What constitutes an activity break? Here are a couple ideas:
- Ask Questions – Ask a question of the room based on what you just taught and wait for someone to answer. Discuss their answers while you’re at it.
- Pop Quiz – Do a quick, informal pop quiz on what they’ve learned so far. This is a great way to reiterate and really cement what you’ve already taught.
Similar to regular activity breaks, interactive lectures are a great way to allow students to apply what they are learning to their work. A great way to do this is to break the team into groups of two or three and ask them to work on an activity based on the material. This requires movement and collaboration and allows them to talk for a change. You should aim to do this at least once per lecture.
As you read through these five instructional design tips, I hope you see just how simple these techniques are to implement. With a few small tweaks to your existing presentation, you will most certainly have a more engaged classroom equipped to do their job that much better.
An idea matters as much as it moves us. ~Daniel Goleman in Social Intelligence
Manager of Colleague & Leadership Development

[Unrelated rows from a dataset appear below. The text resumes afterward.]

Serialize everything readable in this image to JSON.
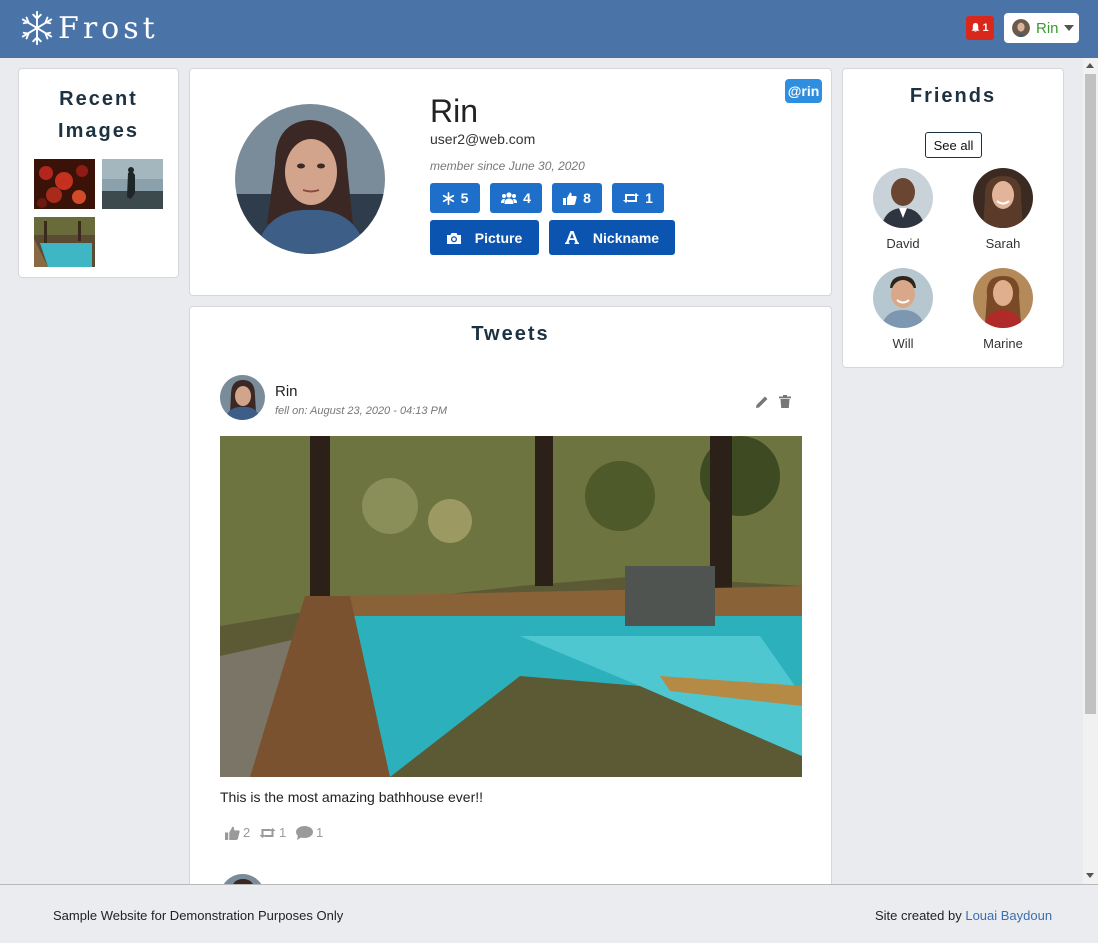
{
  "app": {
    "brand": "Frost"
  },
  "navbar": {
    "notification_count": "1",
    "user_name": "Rin"
  },
  "sidebar_left": {
    "title": "Recent Images"
  },
  "profile": {
    "name": "Rin",
    "handle": "@rin",
    "email": "user2@web.com",
    "member_since": "member since June 30, 2020",
    "stats": [
      {
        "icon": "snowflake-icon",
        "value": "5"
      },
      {
        "icon": "friends-icon",
        "value": "4"
      },
      {
        "icon": "thumbs-up-icon",
        "value": "8"
      },
      {
        "icon": "retweet-icon",
        "value": "1"
      }
    ],
    "actions": {
      "picture": "Picture",
      "nickname": "Nickname"
    }
  },
  "tweets": {
    "title": "Tweets",
    "items": [
      {
        "author": "Rin",
        "date": "fell on: August 23, 2020 - 04:13 PM",
        "text": "This is the most amazing bathhouse ever!!",
        "likes": "2",
        "retweets": "1",
        "comments": "1"
      }
    ]
  },
  "friends": {
    "title": "Friends",
    "see_all": "See all",
    "items": [
      {
        "name": "David"
      },
      {
        "name": "Sarah"
      },
      {
        "name": "Will"
      },
      {
        "name": "Marine"
      }
    ]
  },
  "footer": {
    "left": "Sample Website for Demonstration Purposes Only",
    "right_prefix": "Site created by",
    "right_link": "Louai Baydoun"
  },
  "colors": {
    "navbar": "#4a74a8",
    "stat_button": "#1e6fc9",
    "action_button": "#0b54b0",
    "notification": "#d9271c",
    "handle_badge": "#2e8ee0"
  }
}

Sheri Kendall-duPont’s passion for creating positive change within organizations led her to FCR. In her current role as the Manager of Colleague and Leadership Development she has developed programs that have inspired those in leadership to create a coaching culture. She holds a Bachelor’s Degree in Business Management from Northwestern Christian University and a Master’s Degree in Training and Development from Roosevelt University. Her career in education began in 1999 and since then she has developed workplace learning opportunities for non-profit organizations, institutions of higher education, government agencies, healthcare organizations and contact centers. Follow Sheri on Twitter and LinkedIn.